» **THE PROBLEM**: The entire listing below must be written out word for word.

:: RECORD EXTRACTS

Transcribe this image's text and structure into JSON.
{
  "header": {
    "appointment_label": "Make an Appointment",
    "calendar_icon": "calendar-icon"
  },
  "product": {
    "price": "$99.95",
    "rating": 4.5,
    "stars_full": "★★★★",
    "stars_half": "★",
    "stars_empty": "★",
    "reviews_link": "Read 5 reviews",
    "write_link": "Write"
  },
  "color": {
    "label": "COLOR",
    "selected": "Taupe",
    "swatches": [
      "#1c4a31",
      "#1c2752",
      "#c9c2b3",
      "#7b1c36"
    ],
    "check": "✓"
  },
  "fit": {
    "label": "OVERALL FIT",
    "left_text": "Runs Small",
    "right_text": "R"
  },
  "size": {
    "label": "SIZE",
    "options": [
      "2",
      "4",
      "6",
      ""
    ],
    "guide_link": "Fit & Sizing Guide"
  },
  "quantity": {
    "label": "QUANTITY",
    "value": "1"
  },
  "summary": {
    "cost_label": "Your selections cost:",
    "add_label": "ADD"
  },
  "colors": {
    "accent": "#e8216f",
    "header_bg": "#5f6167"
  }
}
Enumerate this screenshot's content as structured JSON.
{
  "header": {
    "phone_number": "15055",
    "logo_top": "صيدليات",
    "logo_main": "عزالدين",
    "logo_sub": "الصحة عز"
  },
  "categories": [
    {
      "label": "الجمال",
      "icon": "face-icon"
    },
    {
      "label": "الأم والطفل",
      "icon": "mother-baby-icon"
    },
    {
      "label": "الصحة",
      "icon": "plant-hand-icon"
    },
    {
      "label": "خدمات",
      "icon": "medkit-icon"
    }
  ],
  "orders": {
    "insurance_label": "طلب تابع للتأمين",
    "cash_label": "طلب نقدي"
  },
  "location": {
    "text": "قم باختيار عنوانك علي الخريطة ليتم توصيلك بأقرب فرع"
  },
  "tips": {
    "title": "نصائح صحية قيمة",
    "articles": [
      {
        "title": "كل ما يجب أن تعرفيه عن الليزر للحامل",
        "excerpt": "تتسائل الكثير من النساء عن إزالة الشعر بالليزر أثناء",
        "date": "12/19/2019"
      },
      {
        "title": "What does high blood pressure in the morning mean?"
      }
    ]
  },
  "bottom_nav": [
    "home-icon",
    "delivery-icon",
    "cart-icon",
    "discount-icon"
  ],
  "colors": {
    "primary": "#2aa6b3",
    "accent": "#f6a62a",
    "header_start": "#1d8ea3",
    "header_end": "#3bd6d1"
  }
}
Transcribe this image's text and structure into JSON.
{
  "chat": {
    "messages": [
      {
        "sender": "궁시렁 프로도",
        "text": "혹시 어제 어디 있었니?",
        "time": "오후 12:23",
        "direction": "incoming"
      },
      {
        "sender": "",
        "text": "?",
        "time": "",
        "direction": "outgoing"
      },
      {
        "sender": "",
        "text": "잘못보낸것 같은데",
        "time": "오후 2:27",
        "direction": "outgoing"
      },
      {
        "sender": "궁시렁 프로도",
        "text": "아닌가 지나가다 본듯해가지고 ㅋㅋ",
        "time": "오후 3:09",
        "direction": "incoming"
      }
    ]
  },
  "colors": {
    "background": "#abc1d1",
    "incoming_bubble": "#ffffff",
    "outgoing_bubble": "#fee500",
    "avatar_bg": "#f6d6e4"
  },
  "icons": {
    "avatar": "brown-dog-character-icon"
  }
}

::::

» **SOLUTION TO THIS TASK**:
Transcribe this image's text and structure into JSON.
{
  "header": {
    "appointment_label": "Make an Appointment",
    "calendar_icon": "calendar-icon"
  },
  "product": {
    "price": "$99.95",
    "rating": 4.5,
    "stars_full": "★★★★",
    "stars_half": "★",
    "stars_empty": "★",
    "reviews_link": "Read 5 reviews",
    "write_link": "Write"
  },
  "color": {
    "label": "COLOR",
    "selected": "Taupe",
    "swatches": [
      "#1c4a31",
      "#1c2752",
      "#c9c2b3",
      "#7b1c36"
    ],
    "check": "✓"
  },
  "fit": {
    "label": "OVERALL FIT",
    "left_text": "Runs Small",
    "right_text": "R"
  },
  "size": {
    "label": "SIZE",
    "options": [
      "2",
      "4",
      "6",
      ""
    ],
    "guide_link": "Fit & Sizing Guide"
  },
  "quantity": {
    "label": "QUANTITY",
    "value": "1"
  },
  "summary": {
    "cost_label": "Your selections cost:",
    "add_label": "ADD"
  },
  "colors": {
    "accent": "#e8216f",
    "header_bg": "#5f6167"
  }
}
Enumerate this screenshot's content as structured JSON.
{
  "header": {
    "phone_number": "15055",
    "logo_top": "صيدليات",
    "logo_main": "عزالدين",
    "logo_sub": "الصحة عز"
  },
  "categories": [
    {
      "label": "الجمال",
      "icon": "face-icon"
    },
    {
      "label": "الأم والطفل",
      "icon": "mother-baby-icon"
    },
    {
      "label": "الصحة",
      "icon": "plant-hand-icon"
    },
    {
      "label": "خدمات",
      "icon": "medkit-icon"
    }
  ],
  "orders": {
    "insurance_label": "طلب تابع للتأمين",
    "cash_label": "طلب نقدي"
  },
  "location": {
    "text": "قم باختيار عنوانك علي الخريطة ليتم توصيلك بأقرب فرع"
  },
  "tips": {
    "title": "نصائح صحية قيمة",
    "articles": [
      {
        "title": "كل ما يجب أن تعرفيه عن الليزر للحامل",
        "excerpt": "تتسائل الكثير من النساء عن إزالة الشعر بالليزر أثناء",
        "date": "12/19/2019"
      },
      {
        "title": "What does high blood pressure in the morning mean?"
      }
    ]
  },
  "bottom_nav": [
    "home-icon",
    "delivery-icon",
    "cart-icon",
    "discount-icon"
  ],
  "colors": {
    "primary": "#2aa6b3",
    "accent": "#f6a62a",
    "header_start": "#1d8ea3",
    "header_end": "#3bd6d1"
  }
}
Transcribe this image's text and structure into JSON.
{
  "chat": {
    "messages": [
      {
        "sender": "궁시렁 프로도",
        "text": "혹시 어제 어디 있었니?",
        "time": "오후 12:23",
        "direction": "incoming"
      },
      {
        "sender": "",
        "text": "?",
        "time": "",
        "direction": "outgoing"
      },
      {
        "sender": "",
        "text": "잘못보낸것 같은데",
        "time": "오후 2:27",
        "direction": "outgoing"
      },
      {
        "sender": "궁시렁 프로도",
        "text": "아닌가 지나가다 본듯해가지고 ㅋㅋ",
        "time": "오후 3:09",
        "direction": "incoming"
      }
    ]
  },
  "colors": {
    "background": "#abc1d1",
    "incoming_bubble": "#ffffff",
    "outgoing_bubble": "#fee500",
    "avatar_bg": "#f6d6e4"
  },
  "icons": {
    "avatar": "brown-dog-character-icon"
  }
}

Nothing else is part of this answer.